* Website and app data records *

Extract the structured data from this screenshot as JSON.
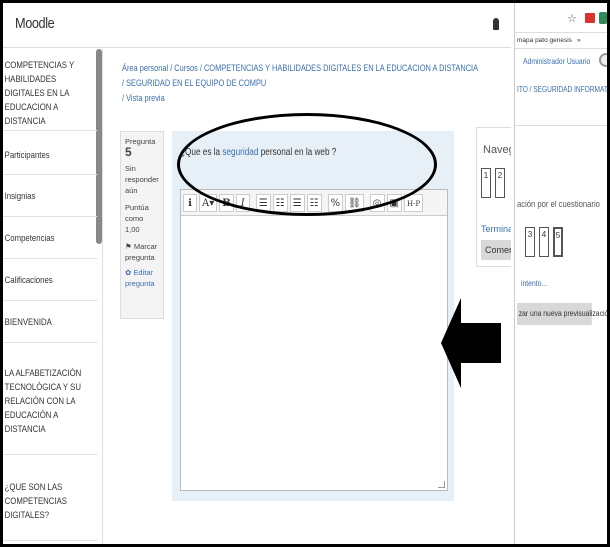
{
  "app": {
    "title": "Moodle"
  },
  "sidebar": {
    "items": [
      {
        "label": "Competencias y habilidades digitales en la educacion a distancia"
      },
      {
        "label": "Participantes"
      },
      {
        "label": "Insignias"
      },
      {
        "label": "Competencias"
      },
      {
        "label": "Calificaciones"
      },
      {
        "label": "BIENVENIDA"
      },
      {
        "label": "LA ALFABETIZACIÓN TECNOLÓGICA Y SU RELACIÓN CON LA EDUCACIÓN A DISTANCIA"
      },
      {
        "label": "¿QUE SON LAS COMPETENCIAS DIGITALES?"
      }
    ]
  },
  "breadcrumb": {
    "line1": "Área personal / Cursos / COMPETENCIAS Y HABILIDADES DIGITALES EN LA EDUCACION A DISTANCIA / SEGURIDAD EN EL EQUIPO DE COMPU",
    "line2": "/ Vista previa"
  },
  "question_info": {
    "label": "Pregunta",
    "number": "5",
    "status": "Sin responder aún",
    "score": "Puntúa como 1,00",
    "flag_icon": "flag-icon",
    "flag": "Marcar pregunta",
    "edit": "Editar pregunta"
  },
  "question": {
    "prefix": "¿Que es la",
    "highlight": "seguridad",
    "suffix": "personal en la web ?"
  },
  "editor": {
    "toolbar": [
      "ℹ",
      "A▾",
      "B",
      "I",
      "☰",
      "☷",
      "☰",
      "☷",
      "%",
      "⛓",
      "◎",
      "▣",
      "H-P"
    ]
  },
  "quiz_nav": {
    "title": "Navegación por el cuestionario",
    "buttons": [
      "1",
      "2",
      "3",
      "4",
      "5"
    ],
    "finish": "Terminar intento...",
    "restart": "Comenzar una nueva previsualización"
  },
  "right_window": {
    "bookmark1": "mapa pato genesis",
    "bookmark2": "»",
    "user": "Administrador Usuario",
    "crumb": "ITO / SEGURIDAD INFORMATICA",
    "nav_title": "ación por el cuestionario",
    "finish": "intento...",
    "restart": "zar una nueva previsualización"
  }
}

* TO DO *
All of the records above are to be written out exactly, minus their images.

* RESPONSE TO THE TASK *
Extract the structured data from this screenshot as JSON.
{
  "app": {
    "title": "Moodle"
  },
  "sidebar": {
    "items": [
      {
        "label": "Competencias y habilidades digitales en la educacion a distancia"
      },
      {
        "label": "Participantes"
      },
      {
        "label": "Insignias"
      },
      {
        "label": "Competencias"
      },
      {
        "label": "Calificaciones"
      },
      {
        "label": "BIENVENIDA"
      },
      {
        "label": "LA ALFABETIZACIÓN TECNOLÓGICA Y SU RELACIÓN CON LA EDUCACIÓN A DISTANCIA"
      },
      {
        "label": "¿QUE SON LAS COMPETENCIAS DIGITALES?"
      }
    ]
  },
  "breadcrumb": {
    "line1": "Área personal / Cursos / COMPETENCIAS Y HABILIDADES DIGITALES EN LA EDUCACION A DISTANCIA / SEGURIDAD EN EL EQUIPO DE COMPU",
    "line2": "/ Vista previa"
  },
  "question_info": {
    "label": "Pregunta",
    "number": "5",
    "status": "Sin responder aún",
    "score": "Puntúa como 1,00",
    "flag_icon": "flag-icon",
    "flag": "Marcar pregunta",
    "edit": "Editar pregunta"
  },
  "question": {
    "prefix": "¿Que es la",
    "highlight": "seguridad",
    "suffix": "personal en la web ?"
  },
  "editor": {
    "toolbar": [
      "ℹ",
      "A▾",
      "B",
      "I",
      "☰",
      "☷",
      "☰",
      "☷",
      "%",
      "⛓",
      "◎",
      "▣",
      "H-P"
    ]
  },
  "quiz_nav": {
    "title": "Navegación por el cuestionario",
    "buttons": [
      "1",
      "2",
      "3",
      "4",
      "5"
    ],
    "finish": "Terminar intento...",
    "restart": "Comenzar una nueva previsualización"
  },
  "right_window": {
    "bookmark1": "mapa pato genesis",
    "bookmark2": "»",
    "user": "Administrador Usuario",
    "crumb": "ITO / SEGURIDAD INFORMATICA",
    "nav_title": "ación por el cuestionario",
    "finish": "intento...",
    "restart": "zar una nueva previsualización"
  }
}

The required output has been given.